The technology to support the delivery of pre-recorded evidence has been rolled out to all courts in England and Wales.
Its aim is to reduce the level of trauma victims and witnesses feel so they feel comfortable to give the best possible evidence when they are called upon away from the stress of a live trial setting.
The Ministry of Justice announced that the national rollout would be completed on Monday 26th September with the implementation of the technology in the 20 Crown Courts across Buckinghamshire, Cambridgeshire, East Anglia, Essex, London and the south-east that weren’t included during the first phase in August 2020.
The government’s aim was always to give every court in England and Wales the ability to offer witnesses the option of giving pre-recorded evidence. However, the initial success of the initiative – 3,000 witnesses have already used the technology – has more than validated their plan.
The Lord Chancellor and Justice Secretary Brandon Lewis welcomed the completion of the rollout:
“We’re overhauling the entire response to rape, boosting support for victims so that more cases come to court and more rapists are put behind bar. Today we have delivered on our pledge to roll out pre-recorded evidence to every crown court in England and Wales, sparing victims of this awful crime the additional trauma of testifying under the full glare of a courtroom.”
How does pre-recorded evidence work?
The technology allows witnesses in traumatic cases such as rape and modern slavery to record their evidence as close to the time of the offence as possible.
This both helps make sure their memories are fresh and, therefore, their evidence is more reliable and allows them to relive these memories away from the all too often stressful environment of a court. Their evidence and any cross-examination can then be played during trial.
It is felt that by giving the witness a more comfortable way of giving their evidence will support or even improve a defendant’s right to a fair trial.

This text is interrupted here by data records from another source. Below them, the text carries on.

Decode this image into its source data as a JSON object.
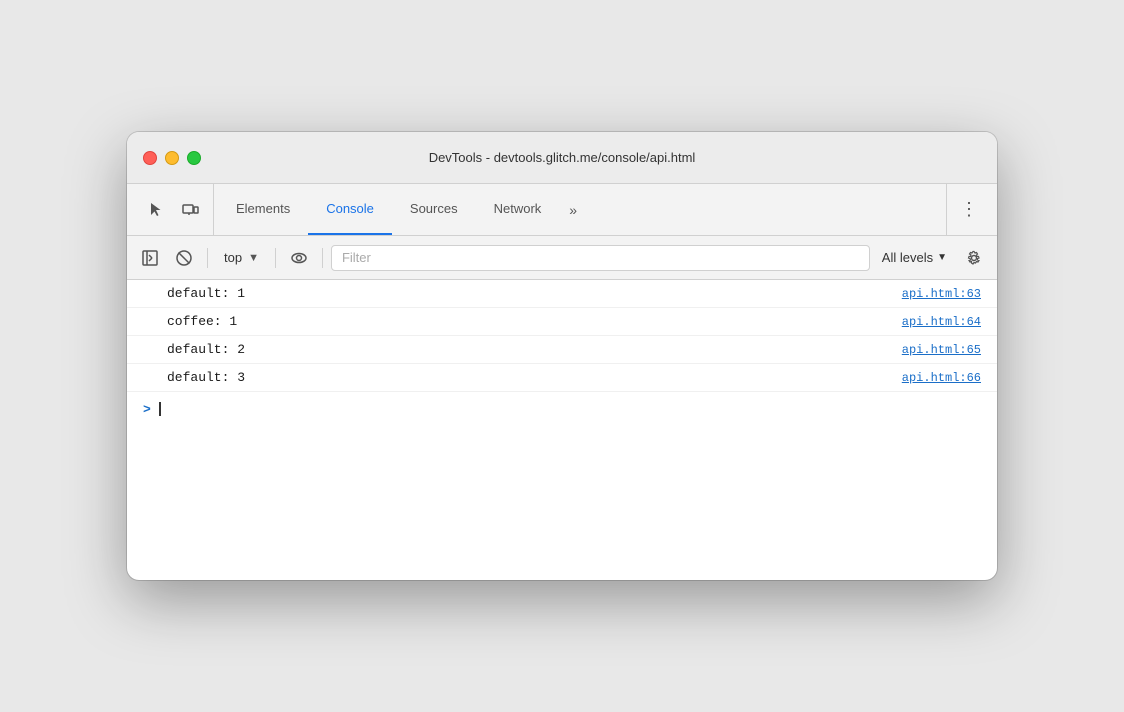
{
  "window": {
    "title": "DevTools - devtools.glitch.me/console/api.html"
  },
  "tabs": [
    {
      "id": "elements",
      "label": "Elements",
      "active": false
    },
    {
      "id": "console",
      "label": "Console",
      "active": true
    },
    {
      "id": "sources",
      "label": "Sources",
      "active": false
    },
    {
      "id": "network",
      "label": "Network",
      "active": false
    }
  ],
  "more_tabs_label": "»",
  "more_menu_label": "⋮",
  "console_toolbar": {
    "clear_label": "🚫",
    "context_value": "top",
    "dropdown_arrow": "▼",
    "filter_placeholder": "Filter",
    "levels_label": "All levels",
    "levels_arrow": "▼"
  },
  "console_rows": [
    {
      "text": "default: 1",
      "link": "api.html:63"
    },
    {
      "text": "coffee: 1",
      "link": "api.html:64"
    },
    {
      "text": "default: 2",
      "link": "api.html:65"
    },
    {
      "text": "default: 3",
      "link": "api.html:66"
    }
  ],
  "prompt_symbol": ">",
  "traffic_lights": {
    "close_title": "Close",
    "minimize_title": "Minimize",
    "maximize_title": "Maximize"
  }
}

It is important to note that the decision to pre-record evidence will be made by a judge on a case-by-case basis and is subject to a successful application to the court.
Moving forward the plan is to pilot the technology in all types of offences at Leeds Youth Court with vulnerable adult witnesses and child witnesses. The pilot will provide data that will be used to make a decision as to whether pre-recorded evidence could be used more widely in trials involving minors.